With the arrival of May Day, it seemed to me a natural thing to go exploring in our so-called “Bloom Ephemera” collection. To do so is to experience almost pure randomness and happenstance.
The collection, consisting of 88 record cartons, is an unsorted amalgamation of printed matter from the 1960s and 1970s, almost all of which from a left-wing/counterculture perspective. It is the unprocessed counterpart to our Marshall Bloom Alternative Press Collection, which came to us through the late Marshall Bloom ’66, who co-founded Liberation News Service in 1967 to supply news stories to the thousands of “underground” alternative newspapers springing up all over the country.
What I discovered in my exploration of the Bloom Ephemera is that it really does not really consist of “ephemera” at all — at least not as traditionally defined as “paper items (as posters, broadsides, and tickets) that were originally meant to be discarded after use but have since become collectibles” (Merriam-Webster). It consists, in fact, chiefly of periodicals — and while periodicals (magazines, newspapers, newsletters, etc.) have a limited active life and might in that sense be considered somewhat ephemeral, they are regular publications that libraries, for example, systematically retain (as opposed to handbills and ticket stubs, which they do not).
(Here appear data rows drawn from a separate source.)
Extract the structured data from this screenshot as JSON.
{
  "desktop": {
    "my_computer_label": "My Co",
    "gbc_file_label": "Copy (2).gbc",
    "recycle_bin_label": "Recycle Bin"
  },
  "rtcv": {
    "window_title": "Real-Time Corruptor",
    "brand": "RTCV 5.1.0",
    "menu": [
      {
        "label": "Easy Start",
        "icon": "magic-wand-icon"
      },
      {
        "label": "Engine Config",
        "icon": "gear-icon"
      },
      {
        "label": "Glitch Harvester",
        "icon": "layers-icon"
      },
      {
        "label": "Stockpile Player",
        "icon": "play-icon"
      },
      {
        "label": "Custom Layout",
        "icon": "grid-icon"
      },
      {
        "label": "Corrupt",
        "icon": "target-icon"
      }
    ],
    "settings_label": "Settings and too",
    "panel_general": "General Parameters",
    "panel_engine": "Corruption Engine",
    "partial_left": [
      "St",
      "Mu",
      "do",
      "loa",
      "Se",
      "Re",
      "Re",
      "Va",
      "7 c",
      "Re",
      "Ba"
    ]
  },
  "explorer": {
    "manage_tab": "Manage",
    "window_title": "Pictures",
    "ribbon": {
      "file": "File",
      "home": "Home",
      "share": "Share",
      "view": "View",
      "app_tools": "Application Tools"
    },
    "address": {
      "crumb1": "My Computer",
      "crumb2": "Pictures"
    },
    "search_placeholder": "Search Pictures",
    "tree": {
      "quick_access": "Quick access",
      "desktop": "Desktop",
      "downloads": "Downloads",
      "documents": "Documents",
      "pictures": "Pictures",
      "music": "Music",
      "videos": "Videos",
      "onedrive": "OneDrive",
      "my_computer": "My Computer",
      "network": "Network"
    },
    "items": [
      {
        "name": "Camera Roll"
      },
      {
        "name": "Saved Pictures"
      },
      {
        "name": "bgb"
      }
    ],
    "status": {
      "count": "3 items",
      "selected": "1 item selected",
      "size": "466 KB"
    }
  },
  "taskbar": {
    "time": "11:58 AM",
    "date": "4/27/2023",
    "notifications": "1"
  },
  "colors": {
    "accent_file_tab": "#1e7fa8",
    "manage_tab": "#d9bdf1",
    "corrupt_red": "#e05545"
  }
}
Some of the magazines here, I’m sure, are duplicates of those found in the Bloom Alternative Press Collection. Some are fairly mainstream popular magazines (e.g., Commonweal, Ramparts) that don’t closely fit the definition of “alternative.” But much else is wonderfully obscure and one-of-a-kind: newsletters put out by tiny leftist organizations, press releases, zines, local free newsweeklies, and so on.
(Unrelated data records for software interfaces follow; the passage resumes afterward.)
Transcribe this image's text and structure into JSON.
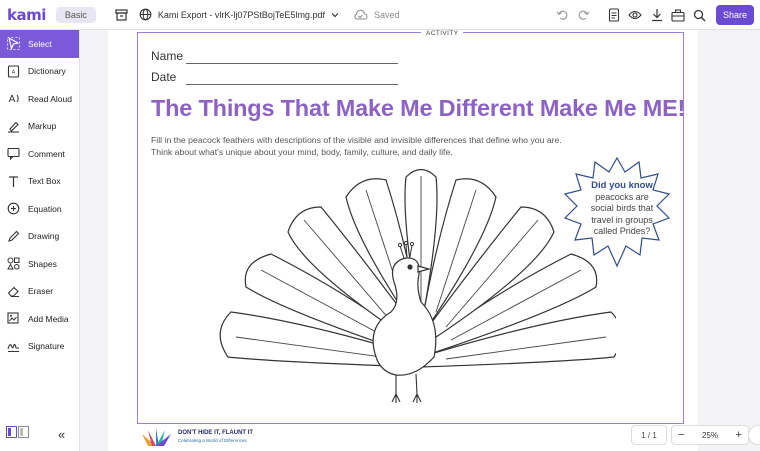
{
  "app": {
    "logo": "kami",
    "plan": "Basic",
    "filename": "Kami Export - vlrK-lj07PStBojTeE5lmg.pdf",
    "save_status": "Saved",
    "share_label": "Share"
  },
  "sidebar": {
    "tools": [
      {
        "label": "Select",
        "icon": "cursor-icon"
      },
      {
        "label": "Dictionary",
        "icon": "dictionary-icon"
      },
      {
        "label": "Read Aloud",
        "icon": "read-aloud-icon"
      },
      {
        "label": "Markup",
        "icon": "highlighter-icon"
      },
      {
        "label": "Comment",
        "icon": "comment-icon"
      },
      {
        "label": "Text Box",
        "icon": "text-icon"
      },
      {
        "label": "Equation",
        "icon": "equation-icon"
      },
      {
        "label": "Drawing",
        "icon": "pencil-icon"
      },
      {
        "label": "Shapes",
        "icon": "shapes-icon"
      },
      {
        "label": "Eraser",
        "icon": "eraser-icon"
      },
      {
        "label": "Add Media",
        "icon": "media-icon"
      },
      {
        "label": "Signature",
        "icon": "signature-icon"
      }
    ],
    "collapse_glyph": "«"
  },
  "document": {
    "activity_label": "ACTIVITY",
    "name_label": "Name",
    "date_label": "Date",
    "heading": "The Things That Make Me Different Make Me ME!",
    "instruction_1": "Fill in the peacock feathers with descriptions of the visible and invisible differences that define who you are.",
    "instruction_2": "Think about what's unique about your mind, body, family, culture, and daily life.",
    "fact_heading": "Did you know",
    "fact_lines": [
      "peacocks are",
      "social birds that",
      "travel in groups",
      "called Prides?"
    ],
    "brand_line_1": "DON'T HIDE IT, FLAUNT IT",
    "brand_line_2": "Celebrating a World of Differences"
  },
  "viewer": {
    "page_indicator": "1 / 1",
    "zoom_level": "25%",
    "zoom_out": "−",
    "zoom_in": "+"
  },
  "colors": {
    "brand": "#6b4bd1",
    "heading": "#8c63c4",
    "frame": "#9b7ed6"
  }
}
The collection seems to have a mixed provenance. Some items bear labels addressed to individuals in Washington, D.C., but there is also much else that is addressed to Liberation News Service, 160 Claremont Ave., New York, NY. The material dates to as late as 1975. With the eventual decline of the New Left movement after the end of the Vietnam War, LNS ceased operations around that time.
Unfortunately, the research value of the Bloom Ephemera Collection is compromised in its current random state. Undoubtedly it contains rich and fascinating documentation of the New Left and the myriad socio-political issues it encompasses, but any researchers seeking material on a specific topic within it would need to be very dogged in their pursuit!